Oracle Training Oracle Support Development Oracle Apps

 E-mail Us
 Oracle Articles
New Oracle Articles

 Oracle Training
 Oracle Tips

 Oracle Forum
 Class Catalog

 Remote DBA
 Oracle Tuning
 Emergency 911
 RAC Support
 Apps Support
 Oracle Support

 SQL Tuning

 Oracle UNIX
 Oracle Linux
 Remote s
 Remote plans
 Application Server

 Oracle Forms
 Oracle Portal
 App Upgrades
 SQL Server
 Oracle Concepts
 Software Support

 Remote S


 Consulting Staff
 Consulting Prices
 Help Wanted!


 Oracle Posters
 Oracle Books

 Oracle Scripts

Don Burleson Blog 








Chris Date defends "shortcomings" of his relational model

Chris Date, co-creator of the relational database model (with Ted Codd), speaks-out in an O'Reilly interview:

Interview with Chris Date

In this insightful interview, Date addresses some alleged "complaints" about alleged shortcomings of the relational database model.

  1. With regard to data modeling, you can't define attributes which are of complex types (arrays, records, tables). Each relation has to be in first normal form. Or in other words: A "simple" natural structure must be divided into many flat structures (= tables/relations). The result is a complex structure of relations.
  2. Result of a query is a flat table. Any complex structure, which has been input of the query has got lost.
  3. No way to define recursive program structure (using SQL).
  4. The type system of SQL doesn't match with the type system of the embedding language ("type mismatch").
  5. Controlling integrity constraints costs a lot of time (need to control the usage of primary/foreign keys).
  6. Lack of mechanisms to control the physical level of the database (only simple clustering).
  7. Definition of operations detached from data definition.

Date has some interesting comments on these alleged shortcomings.

The changing definition of first normal form

I used to speak at the Database World conference with Chris, and this reminds me of Date's legendary debates with Dr. Won Kim, founder of the UniSQL "object relational" database.

Every year at Database World, Kim chastised the relational model for not supporting non-first-normal relationships, citing Date's 1970 definition of 1NF as containing "atomic" values.  The confusion about relational theory not meshing with non-first-normal-form databases eventually caused Date to clarify his definition of first normal form (in his third manifesto) to allow a column to be a "set", which can include an atomic values of any complexity (thereby including repeating groups and pointers to arrays).
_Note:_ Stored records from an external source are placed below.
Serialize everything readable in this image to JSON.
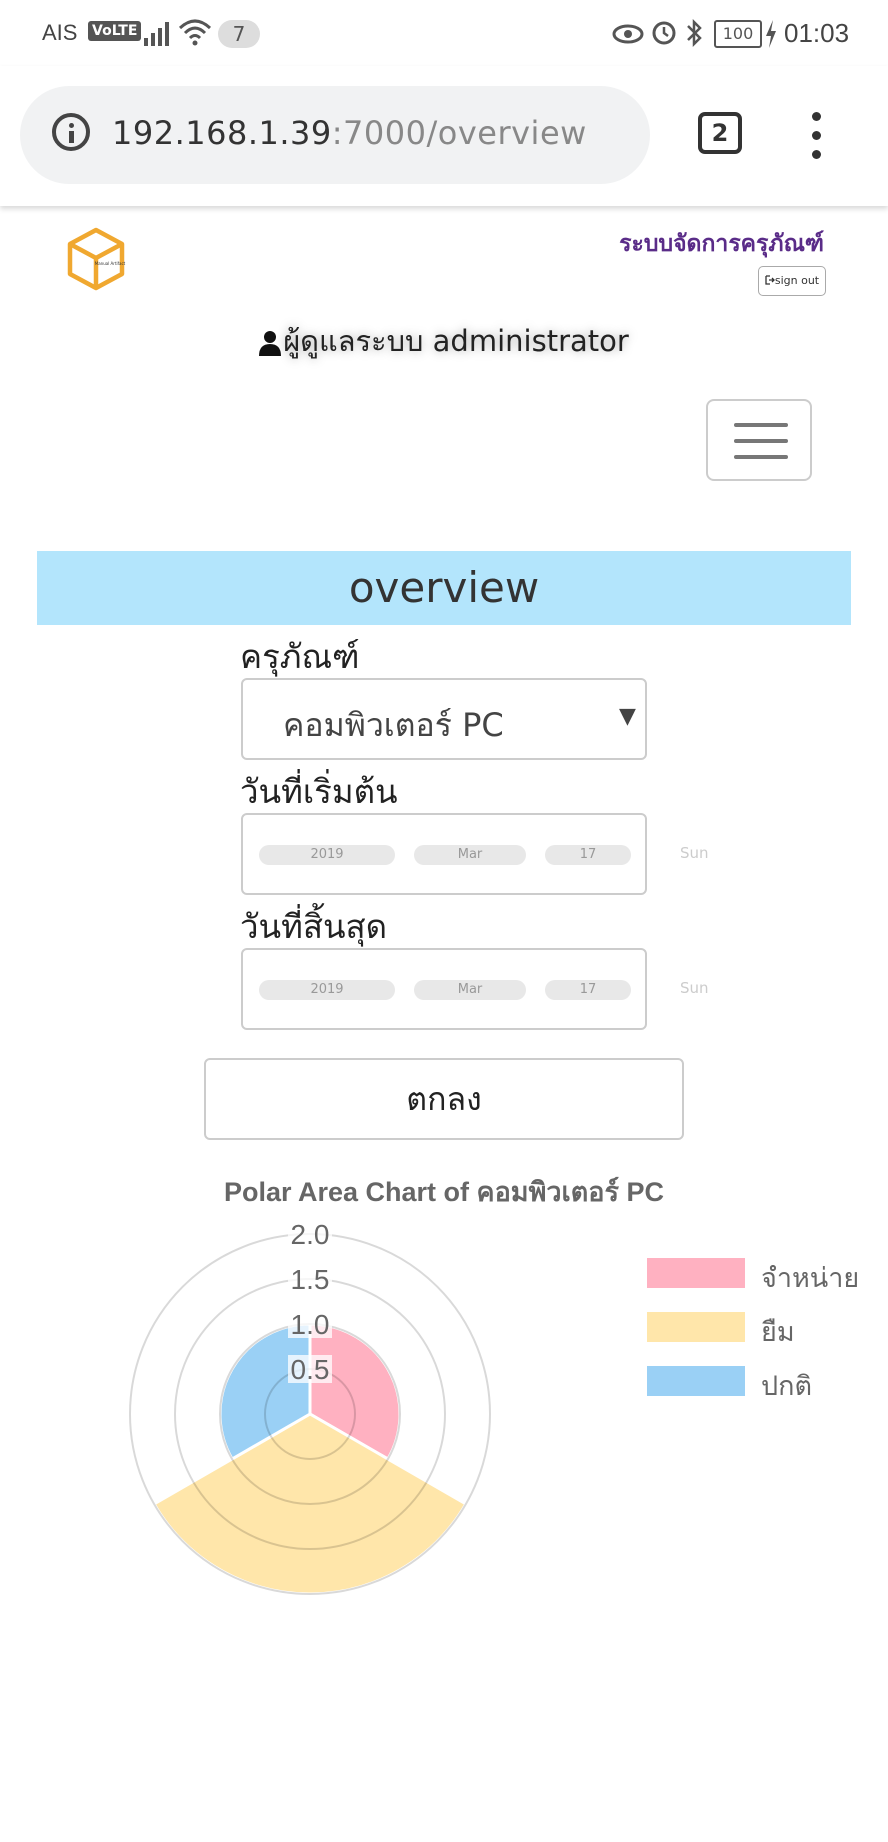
{
  "status_bar": {
    "carrier": "AIS",
    "volte": "VoLTE",
    "notification_count": "7",
    "battery": "100",
    "time": "01:03"
  },
  "browser": {
    "url_host": "192.168.1.39",
    "url_rest": ":7000/overview",
    "tab_count": "2"
  },
  "header": {
    "logo_text": "Manual Artifact",
    "system_title": "ระบบจัดการครุภัณฑ์",
    "signout_label": "sign out",
    "admin_label": "ผู้ดูแลระบบ administrator"
  },
  "page": {
    "title": "overview"
  },
  "form": {
    "equipment_label": "ครุภัณฑ์",
    "equipment_value": "คอมพิวเตอร์ PC",
    "start_label": "วันที่เริ่มต้น",
    "start_date": {
      "year": "2019",
      "month": "Mar",
      "day": "17",
      "weekday": "Sun"
    },
    "end_label": "วันที่สิ้นสุด",
    "end_date": {
      "year": "2019",
      "month": "Mar",
      "day": "17",
      "weekday": "Sun"
    },
    "submit_label": "ตกลง"
  },
  "chart_data": {
    "type": "polarArea",
    "title": "Polar Area Chart of คอมพิวเตอร์ PC",
    "r_ticks": [
      "0.5",
      "1.0",
      "1.5",
      "2.0"
    ],
    "r_max": 2.0,
    "categories": [
      "จำหน่าย",
      "ยืม",
      "ปกติ"
    ],
    "values": [
      1,
      2,
      1
    ],
    "colors": [
      "#ffb1c1",
      "#ffe6aa",
      "#9ad0f5"
    ],
    "legend_position": "right"
  }
}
"I reject the idea of "atomic values," at least in the sense that there might be such a thing as absolute atomicity. In The Third Manifesto,3 we let domains contain values of arbitrary complexity. (They can even be relations.)"

Oracle departs from the relational model?

It's also interesting that Oracle has deliberately departed from purely logical relational model, introducing their object-relational model in Oracle8.  The question is whether Oracle's object-relational implementation violates the spirit of relational theory.  There seems to be a widespread debate about the Codd and Dates willful omission of physical storage in their relational model.

Oracle officially changed their data definition language (DDL) in the 1990's to allow the Oracle DBA to physically sequence table rows (to improve runtime SQL performance) by allowing "create table as select" syntax to include the "order by" clause.   

Since then, Oracle has incorporated many physical storage features into their object-relational model, introducing cluster tables, the index-organized table (IOT), and the Oracle 10g sorted hash cluster table structure.

Date notes the deliberate omission of the physical storage layer in the relational model:

"The fact that the relational model says nothing about physical storage is deliberate, of course.

The idea was to give implementers the freedom to implement the model in whatever way they chose—in particular, in whatever way seemed likely to yield good performance—without compromising on data independence.

The sad fact is, however, that SQL vendors seem mostly not to have understood this point; instead, they map base tables fairly directly to physical storage,* and (as noted in the previous section) their products therefore provide far less data independence than relational systems are theoretically capable of."


Oracle Training at Sea
oracle dba poster

Follow us on Twitter 
Oracle performance tuning software 
Oracle Linux poster


Burleson is the American Team

Note: This Oracle documentation was created as a support and Oracle training reference for use by our DBA performance tuning consulting professionals.  Feel free to ask questions on our Oracle forum.

Verify experience! Anyone considering using the services of an Oracle support expert should independently investigate their credentials and experience, and not rely on advertisements and self-proclaimed expertise. All legitimate Oracle experts publish their Oracle qualifications.

Errata?  Oracle technology is changing and we strive to update our BC Oracle support information.  If you find an error or have a suggestion for improving our content, we would appreciate your feedback.  Just  e-mail:  

and include the URL for the page.


Burleson Consulting

The Oracle of Database Support

Oracle Performance Tuning

Remote DBA Services


Copyright © 1996 -  2017

All rights reserved by Burleson

Oracle ® is the registered trademark of Oracle Corporation.

Remote Emergency Support provided by Conversational